[Records contained in a dataset]
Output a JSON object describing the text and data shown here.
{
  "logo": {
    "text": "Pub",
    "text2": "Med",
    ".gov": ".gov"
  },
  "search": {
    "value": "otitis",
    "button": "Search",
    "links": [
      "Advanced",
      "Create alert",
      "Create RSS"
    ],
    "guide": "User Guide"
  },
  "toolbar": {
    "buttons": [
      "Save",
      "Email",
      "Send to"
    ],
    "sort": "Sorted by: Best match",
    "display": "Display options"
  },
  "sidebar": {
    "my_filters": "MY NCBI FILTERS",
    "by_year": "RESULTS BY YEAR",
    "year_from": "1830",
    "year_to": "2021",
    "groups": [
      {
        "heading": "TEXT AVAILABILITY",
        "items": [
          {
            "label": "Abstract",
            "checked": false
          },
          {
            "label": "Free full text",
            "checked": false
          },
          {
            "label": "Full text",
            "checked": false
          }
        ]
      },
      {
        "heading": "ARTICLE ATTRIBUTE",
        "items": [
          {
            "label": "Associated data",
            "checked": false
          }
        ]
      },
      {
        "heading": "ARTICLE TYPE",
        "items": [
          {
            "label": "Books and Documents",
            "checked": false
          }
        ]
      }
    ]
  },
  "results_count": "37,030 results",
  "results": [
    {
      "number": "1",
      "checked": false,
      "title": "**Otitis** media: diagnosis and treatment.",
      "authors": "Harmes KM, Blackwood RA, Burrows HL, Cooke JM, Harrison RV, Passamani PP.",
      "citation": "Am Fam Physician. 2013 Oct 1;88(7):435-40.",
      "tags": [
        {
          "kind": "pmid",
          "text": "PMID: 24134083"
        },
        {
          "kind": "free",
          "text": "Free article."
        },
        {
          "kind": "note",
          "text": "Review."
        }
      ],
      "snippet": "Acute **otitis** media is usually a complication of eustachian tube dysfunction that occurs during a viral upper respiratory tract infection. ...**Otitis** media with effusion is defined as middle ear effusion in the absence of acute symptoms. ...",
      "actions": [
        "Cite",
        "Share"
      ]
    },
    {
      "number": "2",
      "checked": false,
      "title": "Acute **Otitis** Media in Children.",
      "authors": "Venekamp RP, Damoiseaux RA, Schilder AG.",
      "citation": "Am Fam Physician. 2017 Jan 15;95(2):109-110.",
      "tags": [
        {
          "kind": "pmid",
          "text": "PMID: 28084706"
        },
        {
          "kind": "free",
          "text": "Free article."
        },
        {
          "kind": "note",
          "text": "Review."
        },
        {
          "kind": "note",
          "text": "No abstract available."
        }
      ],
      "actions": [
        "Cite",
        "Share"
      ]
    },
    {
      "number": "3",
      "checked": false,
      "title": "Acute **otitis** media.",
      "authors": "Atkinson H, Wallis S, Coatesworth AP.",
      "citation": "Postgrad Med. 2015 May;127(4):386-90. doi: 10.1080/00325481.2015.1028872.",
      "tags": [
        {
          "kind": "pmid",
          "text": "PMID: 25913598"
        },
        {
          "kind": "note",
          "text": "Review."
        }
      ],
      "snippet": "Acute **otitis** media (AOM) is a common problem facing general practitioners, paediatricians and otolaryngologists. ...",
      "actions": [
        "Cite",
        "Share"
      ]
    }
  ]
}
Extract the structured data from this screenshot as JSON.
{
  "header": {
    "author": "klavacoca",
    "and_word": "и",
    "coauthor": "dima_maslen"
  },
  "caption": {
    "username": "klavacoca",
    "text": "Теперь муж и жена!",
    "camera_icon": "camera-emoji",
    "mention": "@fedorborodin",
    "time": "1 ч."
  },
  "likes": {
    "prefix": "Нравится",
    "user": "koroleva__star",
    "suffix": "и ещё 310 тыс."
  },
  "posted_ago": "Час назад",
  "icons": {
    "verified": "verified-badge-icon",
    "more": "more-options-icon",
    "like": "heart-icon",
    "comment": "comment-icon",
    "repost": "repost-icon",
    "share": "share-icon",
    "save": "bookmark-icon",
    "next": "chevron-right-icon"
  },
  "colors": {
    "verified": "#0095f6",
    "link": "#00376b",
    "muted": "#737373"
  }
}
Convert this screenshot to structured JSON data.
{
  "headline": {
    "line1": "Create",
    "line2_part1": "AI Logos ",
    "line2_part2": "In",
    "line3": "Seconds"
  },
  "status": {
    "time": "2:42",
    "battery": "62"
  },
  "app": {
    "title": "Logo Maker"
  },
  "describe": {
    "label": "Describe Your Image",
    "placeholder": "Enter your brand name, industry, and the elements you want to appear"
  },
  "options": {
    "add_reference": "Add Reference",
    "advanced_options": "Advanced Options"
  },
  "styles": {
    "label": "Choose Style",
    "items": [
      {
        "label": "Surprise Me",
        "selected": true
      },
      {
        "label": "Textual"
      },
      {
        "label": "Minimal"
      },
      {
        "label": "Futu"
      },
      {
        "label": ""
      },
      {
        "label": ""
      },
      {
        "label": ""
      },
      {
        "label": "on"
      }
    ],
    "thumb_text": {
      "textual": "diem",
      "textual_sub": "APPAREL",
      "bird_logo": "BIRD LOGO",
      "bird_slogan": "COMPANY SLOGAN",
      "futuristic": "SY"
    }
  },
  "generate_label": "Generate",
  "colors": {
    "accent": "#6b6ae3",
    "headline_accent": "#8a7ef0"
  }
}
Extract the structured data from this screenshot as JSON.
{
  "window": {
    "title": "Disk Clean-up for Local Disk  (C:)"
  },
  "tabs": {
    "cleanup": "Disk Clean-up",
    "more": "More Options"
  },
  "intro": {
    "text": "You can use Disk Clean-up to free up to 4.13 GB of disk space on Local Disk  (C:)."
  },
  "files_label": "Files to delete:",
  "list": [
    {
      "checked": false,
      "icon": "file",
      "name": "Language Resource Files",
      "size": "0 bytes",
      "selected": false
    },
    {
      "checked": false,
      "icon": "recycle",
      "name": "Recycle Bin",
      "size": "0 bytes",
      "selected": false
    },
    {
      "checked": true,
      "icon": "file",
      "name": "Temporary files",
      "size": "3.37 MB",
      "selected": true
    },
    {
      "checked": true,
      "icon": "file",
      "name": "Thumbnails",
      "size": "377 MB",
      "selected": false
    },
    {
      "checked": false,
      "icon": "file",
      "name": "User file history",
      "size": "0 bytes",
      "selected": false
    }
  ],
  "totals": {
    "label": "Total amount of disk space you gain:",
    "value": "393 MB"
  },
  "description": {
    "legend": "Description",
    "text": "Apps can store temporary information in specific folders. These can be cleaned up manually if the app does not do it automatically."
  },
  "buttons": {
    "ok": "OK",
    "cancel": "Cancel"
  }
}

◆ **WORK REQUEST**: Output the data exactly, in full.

◆ **FINISHED TASK**:
Output a JSON object describing the text and data shown here.
{
  "logo": {
    "text": "Pub",
    "text2": "Med",
    ".gov": ".gov"
  },
  "search": {
    "value": "otitis",
    "button": "Search",
    "links": [
      "Advanced",
      "Create alert",
      "Create RSS"
    ],
    "guide": "User Guide"
  },
  "toolbar": {
    "buttons": [
      "Save",
      "Email",
      "Send to"
    ],
    "sort": "Sorted by: Best match",
    "display": "Display options"
  },
  "sidebar": {
    "my_filters": "MY NCBI FILTERS",
    "by_year": "RESULTS BY YEAR",
    "year_from": "1830",
    "year_to": "2021",
    "groups": [
      {
        "heading": "TEXT AVAILABILITY",
        "items": [
          {
            "label": "Abstract",
            "checked": false
          },
          {
            "label": "Free full text",
            "checked": false
          },
          {
            "label": "Full text",
            "checked": false
          }
        ]
      },
      {
        "heading": "ARTICLE ATTRIBUTE",
        "items": [
          {
            "label": "Associated data",
            "checked": false
          }
        ]
      },
      {
        "heading": "ARTICLE TYPE",
        "items": [
          {
            "label": "Books and Documents",
            "checked": false
          }
        ]
      }
    ]
  },
  "results_count": "37,030 results",
  "results": [
    {
      "number": "1",
      "checked": false,
      "title": "**Otitis** media: diagnosis and treatment.",
      "authors": "Harmes KM, Blackwood RA, Burrows HL, Cooke JM, Harrison RV, Passamani PP.",
      "citation": "Am Fam Physician. 2013 Oct 1;88(7):435-40.",
      "tags": [
        {
          "kind": "pmid",
          "text": "PMID: 24134083"
        },
        {
          "kind": "free",
          "text": "Free article."
        },
        {
          "kind": "note",
          "text": "Review."
        }
      ],
      "snippet": "Acute **otitis** media is usually a complication of eustachian tube dysfunction that occurs during a viral upper respiratory tract infection. ...**Otitis** media with effusion is defined as middle ear effusion in the absence of acute symptoms. ...",
      "actions": [
        "Cite",
        "Share"
      ]
    },
    {
      "number": "2",
      "checked": false,
      "title": "Acute **Otitis** Media in Children.",
      "authors": "Venekamp RP, Damoiseaux RA, Schilder AG.",
      "citation": "Am Fam Physician. 2017 Jan 15;95(2):109-110.",
      "tags": [
        {
          "kind": "pmid",
          "text": "PMID: 28084706"
        },
        {
          "kind": "free",
          "text": "Free article."
        },
        {
          "kind": "note",
          "text": "Review."
        },
        {
          "kind": "note",
          "text": "No abstract available."
        }
      ],
      "actions": [
        "Cite",
        "Share"
      ]
    },
    {
      "number": "3",
      "checked": false,
      "title": "Acute **otitis** media.",
      "authors": "Atkinson H, Wallis S, Coatesworth AP.",
      "citation": "Postgrad Med. 2015 May;127(4):386-90. doi: 10.1080/00325481.2015.1028872.",
      "tags": [
        {
          "kind": "pmid",
          "text": "PMID: 25913598"
        },
        {
          "kind": "note",
          "text": "Review."
        }
      ],
      "snippet": "Acute **otitis** media (AOM) is a common problem facing general practitioners, paediatricians and otolaryngologists. ...",
      "actions": [
        "Cite",
        "Share"
      ]
    }
  ]
}
Extract the structured data from this screenshot as JSON.
{
  "header": {
    "author": "klavacoca",
    "and_word": "и",
    "coauthor": "dima_maslen"
  },
  "caption": {
    "username": "klavacoca",
    "text": "Теперь муж и жена!",
    "camera_icon": "camera-emoji",
    "mention": "@fedorborodin",
    "time": "1 ч."
  },
  "likes": {
    "prefix": "Нравится",
    "user": "koroleva__star",
    "suffix": "и ещё 310 тыс."
  },
  "posted_ago": "Час назад",
  "icons": {
    "verified": "verified-badge-icon",
    "more": "more-options-icon",
    "like": "heart-icon",
    "comment": "comment-icon",
    "repost": "repost-icon",
    "share": "share-icon",
    "save": "bookmark-icon",
    "next": "chevron-right-icon"
  },
  "colors": {
    "verified": "#0095f6",
    "link": "#00376b",
    "muted": "#737373"
  }
}
Convert this screenshot to structured JSON data.
{
  "headline": {
    "line1": "Create",
    "line2_part1": "AI Logos ",
    "line2_part2": "In",
    "line3": "Seconds"
  },
  "status": {
    "time": "2:42",
    "battery": "62"
  },
  "app": {
    "title": "Logo Maker"
  },
  "describe": {
    "label": "Describe Your Image",
    "placeholder": "Enter your brand name, industry, and the elements you want to appear"
  },
  "options": {
    "add_reference": "Add Reference",
    "advanced_options": "Advanced Options"
  },
  "styles": {
    "label": "Choose Style",
    "items": [
      {
        "label": "Surprise Me",
        "selected": true
      },
      {
        "label": "Textual"
      },
      {
        "label": "Minimal"
      },
      {
        "label": "Futu"
      },
      {
        "label": ""
      },
      {
        "label": ""
      },
      {
        "label": ""
      },
      {
        "label": "on"
      }
    ],
    "thumb_text": {
      "textual": "diem",
      "textual_sub": "APPAREL",
      "bird_logo": "BIRD LOGO",
      "bird_slogan": "COMPANY SLOGAN",
      "futuristic": "SY"
    }
  },
  "generate_label": "Generate",
  "colors": {
    "accent": "#6b6ae3",
    "headline_accent": "#8a7ef0"
  }
}
Extract the structured data from this screenshot as JSON.
{
  "window": {
    "title": "Disk Clean-up for Local Disk  (C:)"
  },
  "tabs": {
    "cleanup": "Disk Clean-up",
    "more": "More Options"
  },
  "intro": {
    "text": "You can use Disk Clean-up to free up to 4.13 GB of disk space on Local Disk  (C:)."
  },
  "files_label": "Files to delete:",
  "list": [
    {
      "checked": false,
      "icon": "file",
      "name": "Language Resource Files",
      "size": "0 bytes",
      "selected": false
    },
    {
      "checked": false,
      "icon": "recycle",
      "name": "Recycle Bin",
      "size": "0 bytes",
      "selected": false
    },
    {
      "checked": true,
      "icon": "file",
      "name": "Temporary files",
      "size": "3.37 MB",
      "selected": true
    },
    {
      "checked": true,
      "icon": "file",
      "name": "Thumbnails",
      "size": "377 MB",
      "selected": false
    },
    {
      "checked": false,
      "icon": "file",
      "name": "User file history",
      "size": "0 bytes",
      "selected": false
    }
  ],
  "totals": {
    "label": "Total amount of disk space you gain:",
    "value": "393 MB"
  },
  "description": {
    "legend": "Description",
    "text": "Apps can store temporary information in specific folders. These can be cleaned up manually if the app does not do it automatically."
  },
  "buttons": {
    "ok": "OK",
    "cancel": "Cancel"
  }
}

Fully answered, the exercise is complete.